BC’s fishing industry is a microcosm – a proxy for some of the most important political and cultural debates currently on the national stage: Who owns Canada’s natural resources? Who should benefit from them? How should we structure our economies? Do we want a few large corporations or many smaller enterprises? What role should smaller communities play?

Compelling statistics have marked the passage of time in BC’s commercial fishing industry. Since the 1980s, the fleet has shrunk by 60%. The number of fishermen is down by 70%. Licence and vessel ownership has shifted from individuals to companies; from rural to urban areas. “Armchair fishermen” pocket as much as 75% of a fisherman’s earnings. Once-vibrant coastal communities are in steep declines. Curiously, neither advocates for fishermen nor advocates for fish are happy.

Caught Up in Catch Shares examines the role that ITQs and other catch share systems have played in BC’s commercial fisheries. Produced in partnership with the T. Buck Suzuki Environmental Foundation, it takes a look at the potential economic, social, and cultural effects that can happen when Canada’s public resources are privatized.

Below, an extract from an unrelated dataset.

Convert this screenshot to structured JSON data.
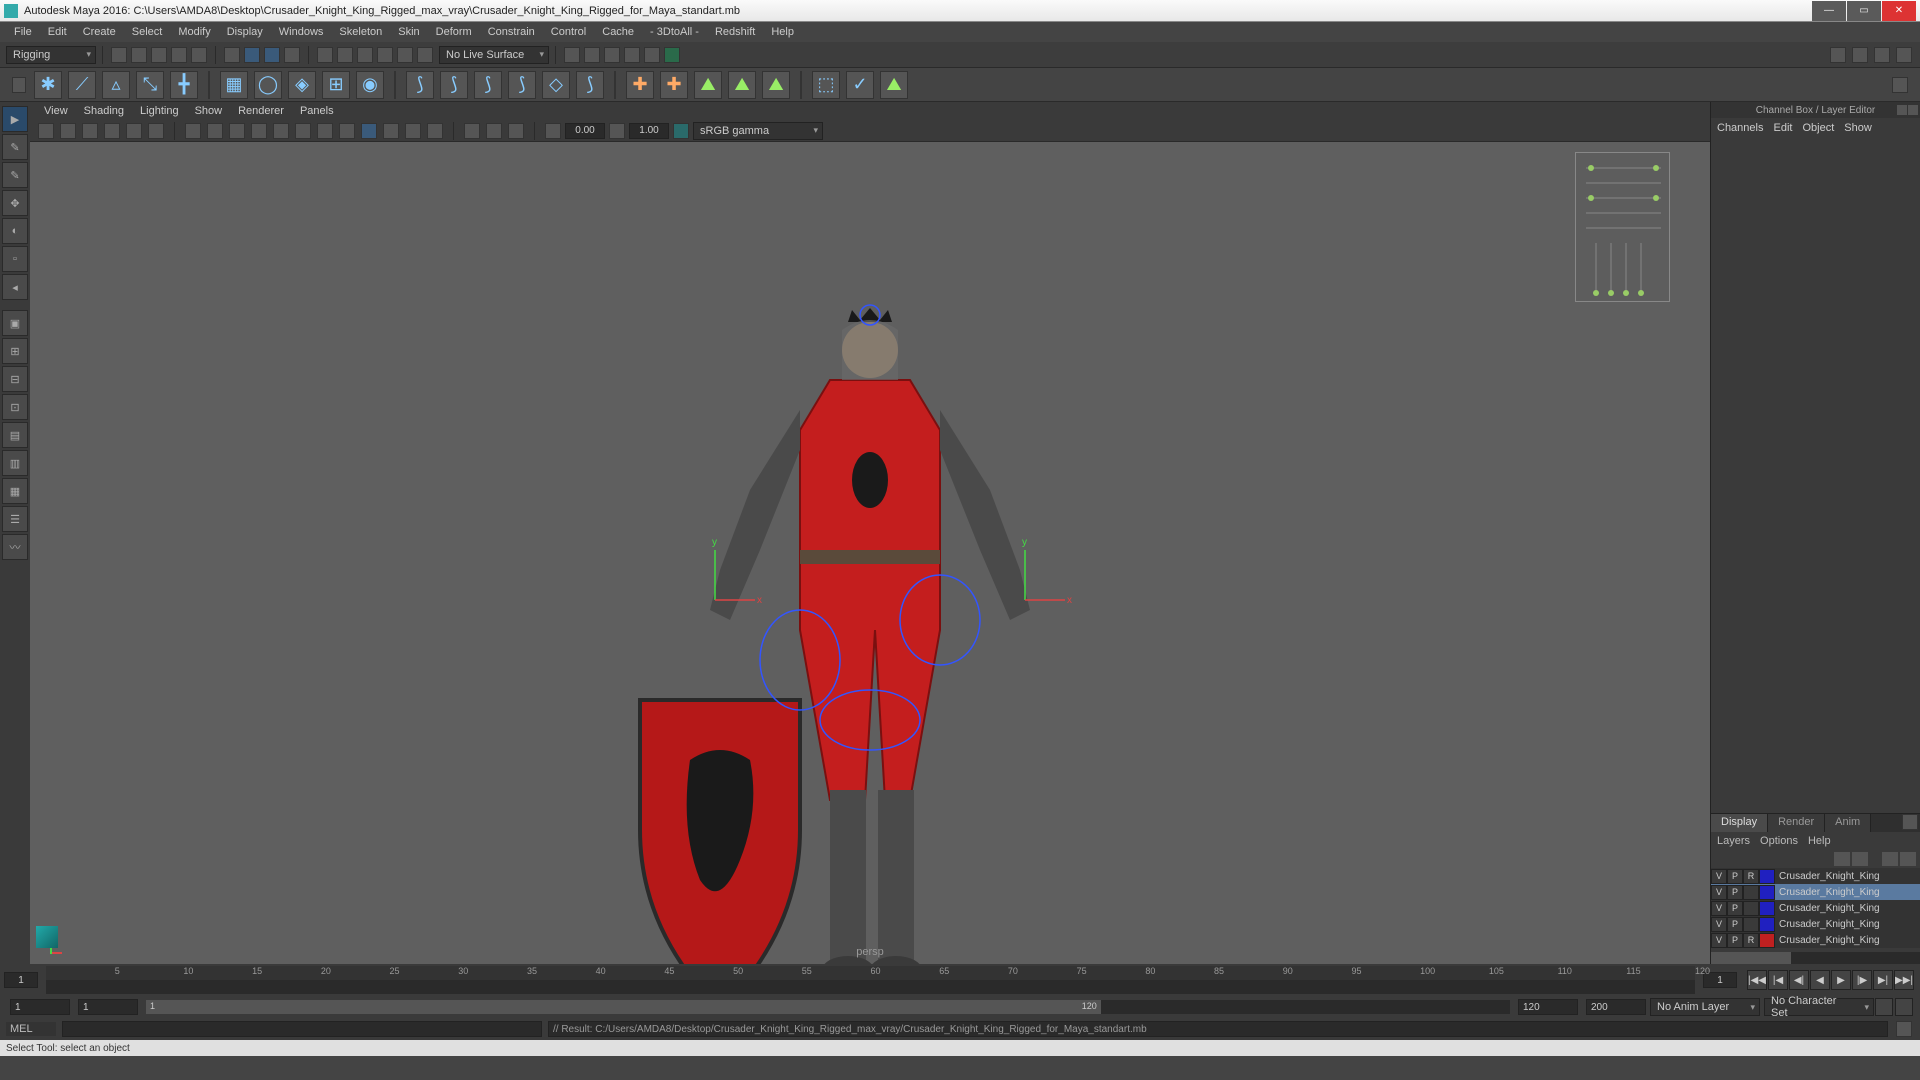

Explore the online interactive report


Download the report and briefing


The T. Buck Suzuki Environmental Foundation has partnered with us on a variety of projects focusing on commercial fishermen and their roles as community anchors and environmental stewards, including last year’s values study, focusing on commercial fishermen and their roles as community economic anchors and environmental stewards.

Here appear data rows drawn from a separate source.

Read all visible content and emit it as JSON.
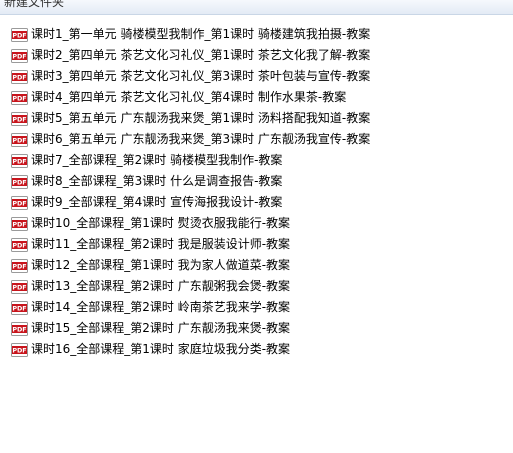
{
  "window": {
    "header_label": "新建文件夹"
  },
  "icons": {
    "file_icon": "pdf-icon",
    "pdf_badge_text": "PDF",
    "pdf_badge_color": "#c8141c"
  },
  "files": [
    {
      "name": "课时1_第一单元 骑楼模型我制作_第1课时 骑楼建筑我拍摄-教案"
    },
    {
      "name": "课时2_第四单元 茶艺文化习礼仪_第1课时 茶艺文化我了解-教案"
    },
    {
      "name": "课时3_第四单元 茶艺文化习礼仪_第3课时 茶叶包装与宣传-教案"
    },
    {
      "name": "课时4_第四单元 茶艺文化习礼仪_第4课时 制作水果茶-教案"
    },
    {
      "name": "课时5_第五单元 广东靓汤我来煲_第1课时 汤料搭配我知道-教案"
    },
    {
      "name": "课时6_第五单元 广东靓汤我来煲_第3课时 广东靓汤我宣传-教案"
    },
    {
      "name": "课时7_全部课程_第2课时 骑楼模型我制作-教案"
    },
    {
      "name": "课时8_全部课程_第3课时 什么是调查报告-教案"
    },
    {
      "name": "课时9_全部课程_第4课时 宣传海报我设计-教案"
    },
    {
      "name": "课时10_全部课程_第1课时 熨烫衣服我能行-教案"
    },
    {
      "name": "课时11_全部课程_第2课时 我是服装设计师-教案"
    },
    {
      "name": "课时12_全部课程_第1课时 我为家人做道菜-教案"
    },
    {
      "name": "课时13_全部课程_第2课时 广东靓粥我会煲-教案"
    },
    {
      "name": "课时14_全部课程_第2课时 岭南茶艺我来学-教案"
    },
    {
      "name": "课时15_全部课程_第2课时 广东靓汤我来煲-教案"
    },
    {
      "name": "课时16_全部课程_第1课时 家庭垃圾我分类-教案"
    }
  ]
}
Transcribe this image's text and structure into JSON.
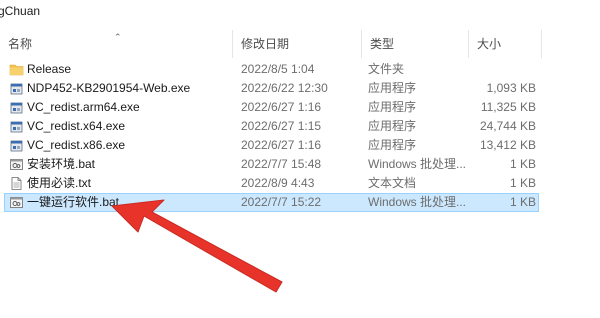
{
  "window": {
    "path_fragment": "gChuan"
  },
  "columns": {
    "name": "名称",
    "date": "修改日期",
    "type": "类型",
    "size": "大小"
  },
  "files": [
    {
      "name": "Release",
      "date": "2022/8/5 1:04",
      "type": "文件夹",
      "size": "",
      "icon": "folder-icon"
    },
    {
      "name": "NDP452-KB2901954-Web.exe",
      "date": "2022/6/22 12:30",
      "type": "应用程序",
      "size": "1,093 KB",
      "icon": "installer-icon"
    },
    {
      "name": "VC_redist.arm64.exe",
      "date": "2022/6/27 1:16",
      "type": "应用程序",
      "size": "11,325 KB",
      "icon": "installer-icon"
    },
    {
      "name": "VC_redist.x64.exe",
      "date": "2022/6/27 1:15",
      "type": "应用程序",
      "size": "24,744 KB",
      "icon": "installer-icon"
    },
    {
      "name": "VC_redist.x86.exe",
      "date": "2022/6/27 1:16",
      "type": "应用程序",
      "size": "13,412 KB",
      "icon": "installer-icon"
    },
    {
      "name": "安装环境.bat",
      "date": "2022/7/7 15:48",
      "type": "Windows 批处理...",
      "size": "1 KB",
      "icon": "batch-file-icon"
    },
    {
      "name": "使用必读.txt",
      "date": "2022/8/9 4:43",
      "type": "文本文档",
      "size": "1 KB",
      "icon": "text-file-icon"
    },
    {
      "name": "一键运行软件.bat",
      "date": "2022/7/7 15:22",
      "type": "Windows 批处理...",
      "size": "1 KB",
      "icon": "batch-file-icon",
      "selected": true
    }
  ],
  "colors": {
    "selection_bg": "#cce8ff",
    "selection_border": "#99d1ff",
    "annotation_arrow": "#e8332a",
    "folder": "#f2c14e"
  },
  "annotation": {
    "icon": "red-arrow-icon"
  }
}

Jim McIsaac is the Executive Director of TBuck. To him, the decision to team up with us on a report on catch shares was a clear one. “Ecotrust Canada is a tremendous organization to work with. They really get that ecological, economic, and social objectives need to be interlinked to build resilient, sustainable communities.” That need for community-driven solutions carried over to our latest report.

"Fishermen and communities have become disconnected and irrelevant in quota transactions; they should be central. We need to protect fishermen’s and coastal communities’ access to our fisheries resources."


Ecotrust Canada actively supports the development of resilient local and regional economies, focusing on the smaller places where people have lived for generations.

We believe that communities play fundamental roles as stewards of land and sea. The world has repeatedly demonstrated that economic development without support for both rural and urban communities leads to myriad social, cultural, and financial challenges.

We have the opportunity to bring better balance to our economy – to correct a drift that has been pulling Canada away from policies that could otherwise enable and revitalize communities.

I am proud to present Caught Up in Catch Shares. It represents a continuation of our work to shed light on the economic and cultural values that BC’s commercial fisheries bring to our coast. With your support, we will continue to ask tough questions and design more equitable answers.


With thanks,